***** GIVEN ENTRIES
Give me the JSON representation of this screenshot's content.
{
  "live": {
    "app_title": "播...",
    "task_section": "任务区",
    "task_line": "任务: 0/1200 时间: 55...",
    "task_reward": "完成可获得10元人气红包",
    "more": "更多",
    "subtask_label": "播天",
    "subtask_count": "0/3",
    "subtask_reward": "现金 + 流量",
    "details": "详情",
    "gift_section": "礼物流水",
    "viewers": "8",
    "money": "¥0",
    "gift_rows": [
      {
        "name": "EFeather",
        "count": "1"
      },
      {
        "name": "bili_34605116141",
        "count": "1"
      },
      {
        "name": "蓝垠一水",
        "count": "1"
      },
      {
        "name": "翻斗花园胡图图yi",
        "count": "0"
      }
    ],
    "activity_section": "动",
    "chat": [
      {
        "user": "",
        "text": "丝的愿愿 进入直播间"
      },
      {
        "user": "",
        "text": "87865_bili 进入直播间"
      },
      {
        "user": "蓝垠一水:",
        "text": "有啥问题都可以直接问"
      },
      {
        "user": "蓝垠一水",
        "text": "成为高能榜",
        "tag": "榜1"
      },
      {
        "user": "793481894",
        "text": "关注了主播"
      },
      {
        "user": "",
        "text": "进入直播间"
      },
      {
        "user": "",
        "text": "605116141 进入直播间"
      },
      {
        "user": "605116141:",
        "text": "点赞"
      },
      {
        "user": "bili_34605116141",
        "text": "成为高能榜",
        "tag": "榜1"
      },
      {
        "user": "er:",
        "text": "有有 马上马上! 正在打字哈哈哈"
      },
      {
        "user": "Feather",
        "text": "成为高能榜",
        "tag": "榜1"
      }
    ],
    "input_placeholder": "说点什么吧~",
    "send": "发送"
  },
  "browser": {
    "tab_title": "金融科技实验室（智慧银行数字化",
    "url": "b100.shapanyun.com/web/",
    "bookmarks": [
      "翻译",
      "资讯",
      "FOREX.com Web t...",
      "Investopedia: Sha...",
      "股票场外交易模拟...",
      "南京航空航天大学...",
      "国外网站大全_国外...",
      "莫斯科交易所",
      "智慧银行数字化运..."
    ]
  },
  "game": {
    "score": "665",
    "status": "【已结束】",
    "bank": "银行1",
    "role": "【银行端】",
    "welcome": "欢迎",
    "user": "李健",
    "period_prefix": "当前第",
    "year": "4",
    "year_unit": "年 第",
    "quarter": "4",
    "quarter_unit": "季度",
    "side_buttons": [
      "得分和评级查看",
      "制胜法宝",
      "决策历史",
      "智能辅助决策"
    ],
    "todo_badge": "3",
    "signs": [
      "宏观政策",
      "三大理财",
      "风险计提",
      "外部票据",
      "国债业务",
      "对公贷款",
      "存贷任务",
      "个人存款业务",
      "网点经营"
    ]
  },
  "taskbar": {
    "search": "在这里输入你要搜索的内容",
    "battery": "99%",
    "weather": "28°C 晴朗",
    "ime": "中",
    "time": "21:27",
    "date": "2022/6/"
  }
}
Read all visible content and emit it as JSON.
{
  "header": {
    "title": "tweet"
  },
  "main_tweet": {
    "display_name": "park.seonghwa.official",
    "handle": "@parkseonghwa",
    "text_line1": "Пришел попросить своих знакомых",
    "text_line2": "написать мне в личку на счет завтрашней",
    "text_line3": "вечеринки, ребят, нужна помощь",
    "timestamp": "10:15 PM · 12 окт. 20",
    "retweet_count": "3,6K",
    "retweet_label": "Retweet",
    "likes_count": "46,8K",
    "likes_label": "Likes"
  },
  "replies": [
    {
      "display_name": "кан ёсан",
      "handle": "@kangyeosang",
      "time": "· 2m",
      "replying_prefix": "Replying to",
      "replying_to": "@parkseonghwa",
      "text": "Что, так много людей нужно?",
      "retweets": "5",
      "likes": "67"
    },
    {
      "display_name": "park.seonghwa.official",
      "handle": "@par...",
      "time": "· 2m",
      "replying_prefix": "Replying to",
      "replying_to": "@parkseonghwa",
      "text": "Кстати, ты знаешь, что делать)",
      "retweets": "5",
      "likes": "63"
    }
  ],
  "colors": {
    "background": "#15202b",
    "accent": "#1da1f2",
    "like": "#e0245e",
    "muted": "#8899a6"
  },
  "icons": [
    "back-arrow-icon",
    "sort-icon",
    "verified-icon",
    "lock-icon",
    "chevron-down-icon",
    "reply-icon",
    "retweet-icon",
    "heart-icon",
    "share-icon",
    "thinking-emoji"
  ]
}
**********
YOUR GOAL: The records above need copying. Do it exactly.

OUTPUT BELOW:
Give me the JSON representation of this screenshot's content.
{
  "live": {
    "app_title": "播...",
    "task_section": "任务区",
    "task_line": "任务: 0/1200 时间: 55...",
    "task_reward": "完成可获得10元人气红包",
    "more": "更多",
    "subtask_label": "播天",
    "subtask_count": "0/3",
    "subtask_reward": "现金 + 流量",
    "details": "详情",
    "gift_section": "礼物流水",
    "viewers": "8",
    "money": "¥0",
    "gift_rows": [
      {
        "name": "EFeather",
        "count": "1"
      },
      {
        "name": "bili_34605116141",
        "count": "1"
      },
      {
        "name": "蓝垠一水",
        "count": "1"
      },
      {
        "name": "翻斗花园胡图图yi",
        "count": "0"
      }
    ],
    "activity_section": "动",
    "chat": [
      {
        "user": "",
        "text": "丝的愿愿 进入直播间"
      },
      {
        "user": "",
        "text": "87865_bili 进入直播间"
      },
      {
        "user": "蓝垠一水:",
        "text": "有啥问题都可以直接问"
      },
      {
        "user": "蓝垠一水",
        "text": "成为高能榜",
        "tag": "榜1"
      },
      {
        "user": "793481894",
        "text": "关注了主播"
      },
      {
        "user": "",
        "text": "进入直播间"
      },
      {
        "user": "",
        "text": "605116141 进入直播间"
      },
      {
        "user": "605116141:",
        "text": "点赞"
      },
      {
        "user": "bili_34605116141",
        "text": "成为高能榜",
        "tag": "榜1"
      },
      {
        "user": "er:",
        "text": "有有 马上马上! 正在打字哈哈哈"
      },
      {
        "user": "Feather",
        "text": "成为高能榜",
        "tag": "榜1"
      }
    ],
    "input_placeholder": "说点什么吧~",
    "send": "发送"
  },
  "browser": {
    "tab_title": "金融科技实验室（智慧银行数字化",
    "url": "b100.shapanyun.com/web/",
    "bookmarks": [
      "翻译",
      "资讯",
      "FOREX.com Web t...",
      "Investopedia: Sha...",
      "股票场外交易模拟...",
      "南京航空航天大学...",
      "国外网站大全_国外...",
      "莫斯科交易所",
      "智慧银行数字化运..."
    ]
  },
  "game": {
    "score": "665",
    "status": "【已结束】",
    "bank": "银行1",
    "role": "【银行端】",
    "welcome": "欢迎",
    "user": "李健",
    "period_prefix": "当前第",
    "year": "4",
    "year_unit": "年 第",
    "quarter": "4",
    "quarter_unit": "季度",
    "side_buttons": [
      "得分和评级查看",
      "制胜法宝",
      "决策历史",
      "智能辅助决策"
    ],
    "todo_badge": "3",
    "signs": [
      "宏观政策",
      "三大理财",
      "风险计提",
      "外部票据",
      "国债业务",
      "对公贷款",
      "存贷任务",
      "个人存款业务",
      "网点经营"
    ]
  },
  "taskbar": {
    "search": "在这里输入你要搜索的内容",
    "battery": "99%",
    "weather": "28°C 晴朗",
    "ime": "中",
    "time": "21:27",
    "date": "2022/6/"
  }
}
Read all visible content and emit it as JSON.
{
  "header": {
    "title": "tweet"
  },
  "main_tweet": {
    "display_name": "park.seonghwa.official",
    "handle": "@parkseonghwa",
    "text_line1": "Пришел попросить своих знакомых",
    "text_line2": "написать мне в личку на счет завтрашней",
    "text_line3": "вечеринки, ребят, нужна помощь",
    "timestamp": "10:15 PM · 12 окт. 20",
    "retweet_count": "3,6K",
    "retweet_label": "Retweet",
    "likes_count": "46,8K",
    "likes_label": "Likes"
  },
  "replies": [
    {
      "display_name": "кан ёсан",
      "handle": "@kangyeosang",
      "time": "· 2m",
      "replying_prefix": "Replying to",
      "replying_to": "@parkseonghwa",
      "text": "Что, так много людей нужно?",
      "retweets": "5",
      "likes": "67"
    },
    {
      "display_name": "park.seonghwa.official",
      "handle": "@par...",
      "time": "· 2m",
      "replying_prefix": "Replying to",
      "replying_to": "@parkseonghwa",
      "text": "Кстати, ты знаешь, что делать)",
      "retweets": "5",
      "likes": "63"
    }
  ],
  "colors": {
    "background": "#15202b",
    "accent": "#1da1f2",
    "like": "#e0245e",
    "muted": "#8899a6"
  },
  "icons": [
    "back-arrow-icon",
    "sort-icon",
    "verified-icon",
    "lock-icon",
    "chevron-down-icon",
    "reply-icon",
    "retweet-icon",
    "heart-icon",
    "share-icon",
    "thinking-emoji"
  ]
}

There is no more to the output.